Brief ▸ Report every line below that carries the word "version".

Data to examine ▸
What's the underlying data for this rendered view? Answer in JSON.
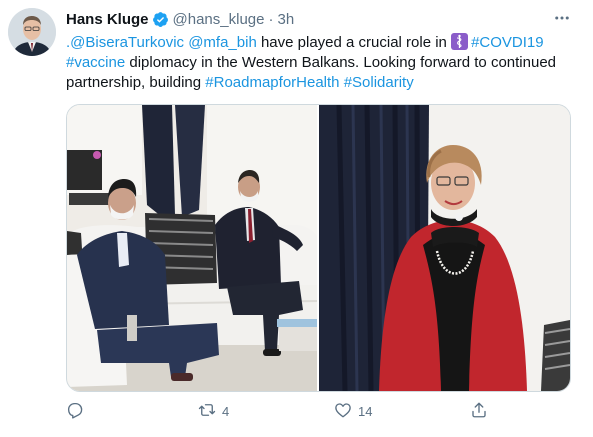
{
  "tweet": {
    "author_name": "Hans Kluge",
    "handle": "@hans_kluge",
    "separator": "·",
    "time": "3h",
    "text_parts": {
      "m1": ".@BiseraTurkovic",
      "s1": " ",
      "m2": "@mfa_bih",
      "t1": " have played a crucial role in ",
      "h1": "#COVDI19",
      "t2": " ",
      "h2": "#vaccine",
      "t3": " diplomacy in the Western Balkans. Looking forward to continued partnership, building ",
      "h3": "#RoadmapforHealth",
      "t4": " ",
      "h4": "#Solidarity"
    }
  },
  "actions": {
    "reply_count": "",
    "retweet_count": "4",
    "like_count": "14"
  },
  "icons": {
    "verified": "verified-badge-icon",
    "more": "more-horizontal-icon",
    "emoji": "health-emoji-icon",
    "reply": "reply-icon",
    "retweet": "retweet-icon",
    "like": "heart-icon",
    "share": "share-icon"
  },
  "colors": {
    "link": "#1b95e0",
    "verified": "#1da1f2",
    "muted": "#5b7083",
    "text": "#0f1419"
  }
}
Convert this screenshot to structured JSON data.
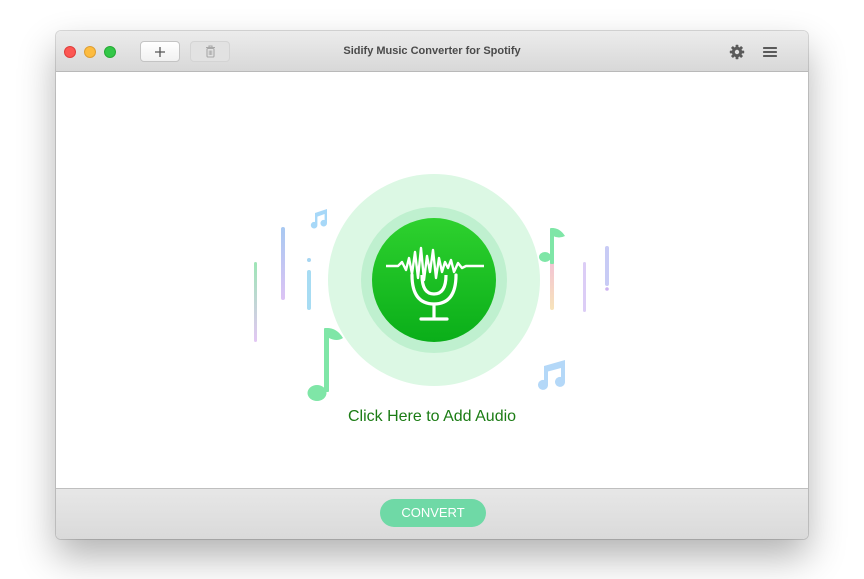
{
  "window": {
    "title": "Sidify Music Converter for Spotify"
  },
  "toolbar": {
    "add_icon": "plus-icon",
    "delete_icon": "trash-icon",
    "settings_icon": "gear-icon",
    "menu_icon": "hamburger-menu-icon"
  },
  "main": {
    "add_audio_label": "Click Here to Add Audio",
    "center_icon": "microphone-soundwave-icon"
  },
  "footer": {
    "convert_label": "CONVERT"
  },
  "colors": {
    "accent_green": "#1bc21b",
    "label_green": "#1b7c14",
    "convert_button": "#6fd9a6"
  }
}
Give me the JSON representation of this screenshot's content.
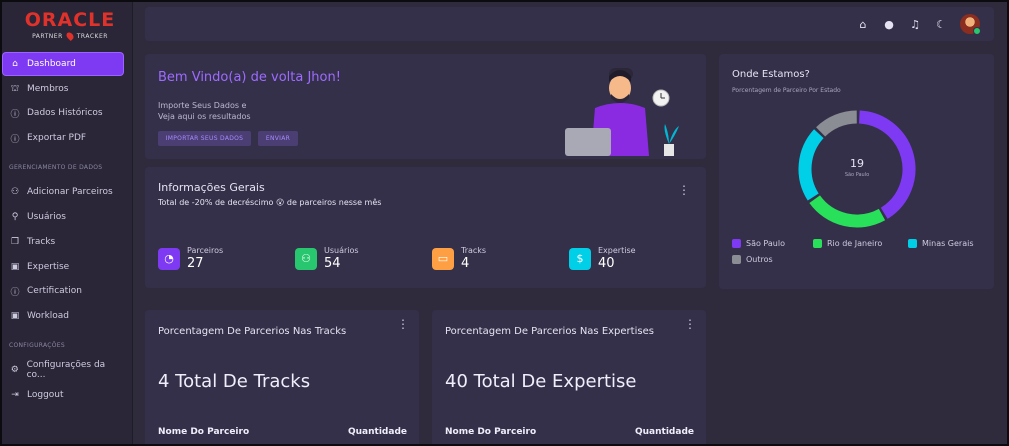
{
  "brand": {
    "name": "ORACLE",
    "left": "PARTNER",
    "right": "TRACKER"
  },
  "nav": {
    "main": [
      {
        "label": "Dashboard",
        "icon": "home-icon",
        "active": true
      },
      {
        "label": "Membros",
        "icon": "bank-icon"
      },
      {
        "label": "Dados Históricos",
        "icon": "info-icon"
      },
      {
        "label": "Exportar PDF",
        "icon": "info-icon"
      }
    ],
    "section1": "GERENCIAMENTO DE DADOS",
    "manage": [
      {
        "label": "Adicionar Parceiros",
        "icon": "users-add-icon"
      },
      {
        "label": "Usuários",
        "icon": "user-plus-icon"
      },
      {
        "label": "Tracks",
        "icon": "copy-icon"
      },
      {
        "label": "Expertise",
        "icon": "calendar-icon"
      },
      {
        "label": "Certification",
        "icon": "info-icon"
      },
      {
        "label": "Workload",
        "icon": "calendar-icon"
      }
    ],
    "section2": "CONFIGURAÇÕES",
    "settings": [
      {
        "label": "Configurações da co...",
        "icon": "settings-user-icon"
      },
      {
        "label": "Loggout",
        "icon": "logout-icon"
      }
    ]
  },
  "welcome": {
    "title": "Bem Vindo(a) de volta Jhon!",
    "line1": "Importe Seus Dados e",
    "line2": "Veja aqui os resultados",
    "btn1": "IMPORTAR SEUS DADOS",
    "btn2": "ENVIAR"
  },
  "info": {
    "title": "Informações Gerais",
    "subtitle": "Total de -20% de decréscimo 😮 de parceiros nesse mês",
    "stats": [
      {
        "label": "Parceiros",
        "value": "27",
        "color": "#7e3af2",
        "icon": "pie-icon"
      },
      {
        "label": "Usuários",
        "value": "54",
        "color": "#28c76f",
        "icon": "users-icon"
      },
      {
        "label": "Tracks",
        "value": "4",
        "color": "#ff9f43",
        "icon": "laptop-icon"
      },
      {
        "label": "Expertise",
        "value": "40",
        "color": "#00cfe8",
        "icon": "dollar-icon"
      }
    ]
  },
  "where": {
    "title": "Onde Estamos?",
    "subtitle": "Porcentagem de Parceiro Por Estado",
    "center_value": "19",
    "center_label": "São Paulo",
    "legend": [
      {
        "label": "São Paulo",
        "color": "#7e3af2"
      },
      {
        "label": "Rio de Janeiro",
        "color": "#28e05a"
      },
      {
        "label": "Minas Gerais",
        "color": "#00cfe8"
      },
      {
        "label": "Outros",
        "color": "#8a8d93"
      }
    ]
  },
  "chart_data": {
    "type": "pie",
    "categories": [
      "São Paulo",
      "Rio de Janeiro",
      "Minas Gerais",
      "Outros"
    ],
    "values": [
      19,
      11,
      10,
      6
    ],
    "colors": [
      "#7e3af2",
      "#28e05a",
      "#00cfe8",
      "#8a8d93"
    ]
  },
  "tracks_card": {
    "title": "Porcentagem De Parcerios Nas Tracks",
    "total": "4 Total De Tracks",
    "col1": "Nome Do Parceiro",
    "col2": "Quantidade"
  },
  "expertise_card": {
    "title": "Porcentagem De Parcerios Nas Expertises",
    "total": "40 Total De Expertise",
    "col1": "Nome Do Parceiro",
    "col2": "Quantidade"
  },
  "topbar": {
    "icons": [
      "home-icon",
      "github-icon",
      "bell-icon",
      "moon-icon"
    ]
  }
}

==

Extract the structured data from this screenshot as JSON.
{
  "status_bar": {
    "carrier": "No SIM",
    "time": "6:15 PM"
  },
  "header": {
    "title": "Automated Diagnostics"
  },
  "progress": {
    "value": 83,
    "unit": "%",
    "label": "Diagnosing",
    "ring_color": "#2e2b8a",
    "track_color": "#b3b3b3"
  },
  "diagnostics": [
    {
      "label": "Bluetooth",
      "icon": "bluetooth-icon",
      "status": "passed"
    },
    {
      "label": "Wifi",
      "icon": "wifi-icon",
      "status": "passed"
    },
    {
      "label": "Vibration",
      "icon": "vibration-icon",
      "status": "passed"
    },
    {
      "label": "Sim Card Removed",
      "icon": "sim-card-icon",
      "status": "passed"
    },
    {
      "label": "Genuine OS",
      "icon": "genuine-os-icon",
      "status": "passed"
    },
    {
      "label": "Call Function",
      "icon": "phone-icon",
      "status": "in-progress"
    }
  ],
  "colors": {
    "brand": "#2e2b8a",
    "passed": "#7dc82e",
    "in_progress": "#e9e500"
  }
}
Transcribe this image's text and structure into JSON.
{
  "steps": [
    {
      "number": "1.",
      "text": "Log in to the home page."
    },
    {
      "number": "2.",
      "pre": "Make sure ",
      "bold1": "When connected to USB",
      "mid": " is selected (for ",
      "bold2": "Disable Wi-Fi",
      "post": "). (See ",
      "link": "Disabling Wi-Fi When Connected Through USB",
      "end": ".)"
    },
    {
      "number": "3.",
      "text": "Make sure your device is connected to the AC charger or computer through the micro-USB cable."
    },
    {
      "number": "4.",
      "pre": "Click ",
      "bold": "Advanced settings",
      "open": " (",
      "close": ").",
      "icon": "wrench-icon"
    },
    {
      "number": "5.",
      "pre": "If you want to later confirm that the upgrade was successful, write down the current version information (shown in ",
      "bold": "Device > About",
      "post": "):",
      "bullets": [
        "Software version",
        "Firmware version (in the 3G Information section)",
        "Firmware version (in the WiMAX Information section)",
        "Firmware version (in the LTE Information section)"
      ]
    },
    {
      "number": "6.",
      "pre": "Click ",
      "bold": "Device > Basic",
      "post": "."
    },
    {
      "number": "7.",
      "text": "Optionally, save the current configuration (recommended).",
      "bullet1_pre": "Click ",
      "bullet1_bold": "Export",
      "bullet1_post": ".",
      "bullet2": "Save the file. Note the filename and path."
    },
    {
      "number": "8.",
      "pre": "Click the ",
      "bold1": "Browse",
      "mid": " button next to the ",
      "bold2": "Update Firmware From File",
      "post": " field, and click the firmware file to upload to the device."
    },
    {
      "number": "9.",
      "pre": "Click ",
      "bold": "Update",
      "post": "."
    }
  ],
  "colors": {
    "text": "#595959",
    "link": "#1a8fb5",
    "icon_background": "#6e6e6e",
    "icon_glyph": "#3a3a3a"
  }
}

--

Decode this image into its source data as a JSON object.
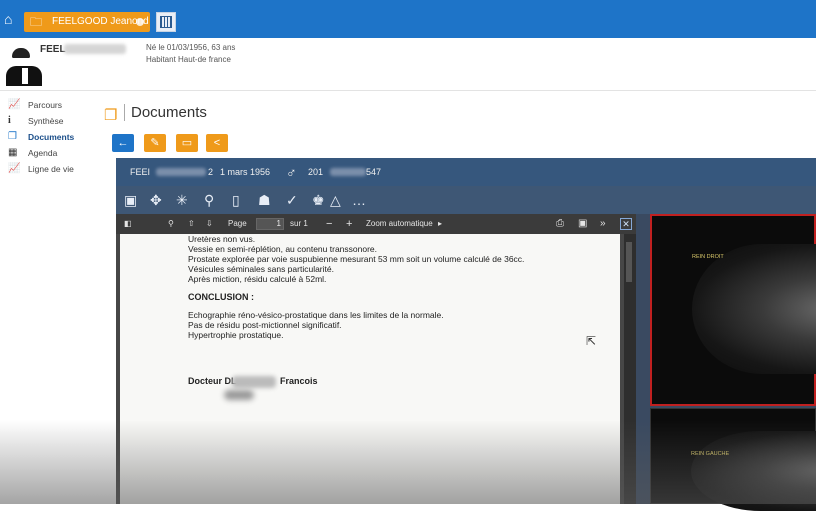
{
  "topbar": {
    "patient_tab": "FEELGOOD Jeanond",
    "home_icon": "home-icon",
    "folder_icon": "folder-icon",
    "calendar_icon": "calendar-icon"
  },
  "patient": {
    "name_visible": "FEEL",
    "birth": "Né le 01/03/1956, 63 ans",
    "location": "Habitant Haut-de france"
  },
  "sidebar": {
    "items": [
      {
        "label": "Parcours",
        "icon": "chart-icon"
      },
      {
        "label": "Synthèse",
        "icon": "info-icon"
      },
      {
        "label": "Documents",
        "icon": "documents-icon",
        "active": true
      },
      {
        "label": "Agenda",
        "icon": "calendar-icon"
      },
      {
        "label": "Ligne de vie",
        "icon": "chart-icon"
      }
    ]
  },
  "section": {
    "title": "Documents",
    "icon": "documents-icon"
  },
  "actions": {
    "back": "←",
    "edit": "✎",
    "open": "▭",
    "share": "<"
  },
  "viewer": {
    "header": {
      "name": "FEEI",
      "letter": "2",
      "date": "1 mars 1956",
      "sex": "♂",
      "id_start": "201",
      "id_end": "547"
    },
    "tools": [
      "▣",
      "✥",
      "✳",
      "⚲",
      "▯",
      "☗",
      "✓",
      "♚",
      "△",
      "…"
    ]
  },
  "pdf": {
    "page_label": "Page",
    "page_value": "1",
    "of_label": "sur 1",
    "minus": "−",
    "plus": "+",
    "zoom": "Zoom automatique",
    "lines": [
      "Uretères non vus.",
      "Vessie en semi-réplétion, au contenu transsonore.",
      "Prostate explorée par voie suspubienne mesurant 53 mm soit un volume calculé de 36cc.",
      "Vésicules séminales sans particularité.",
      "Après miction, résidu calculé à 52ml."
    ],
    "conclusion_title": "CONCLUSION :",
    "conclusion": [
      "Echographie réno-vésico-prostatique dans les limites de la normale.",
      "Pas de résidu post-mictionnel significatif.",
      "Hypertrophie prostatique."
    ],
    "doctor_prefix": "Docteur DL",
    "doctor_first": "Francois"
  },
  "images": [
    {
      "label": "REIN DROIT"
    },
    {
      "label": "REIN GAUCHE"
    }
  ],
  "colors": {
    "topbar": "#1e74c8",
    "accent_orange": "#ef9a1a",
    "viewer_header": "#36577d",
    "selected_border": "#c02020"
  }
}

Answer to this problem ▸
      "pre": "If you want to later confirm that the upgrade was successful, write down the current version information (shown in ",
        "Software version",
        "Firmware version (in the 3G Information section)",
        "Firmware version (in the WiMAX Information section)",
        "Firmware version (in the LTE Information section)"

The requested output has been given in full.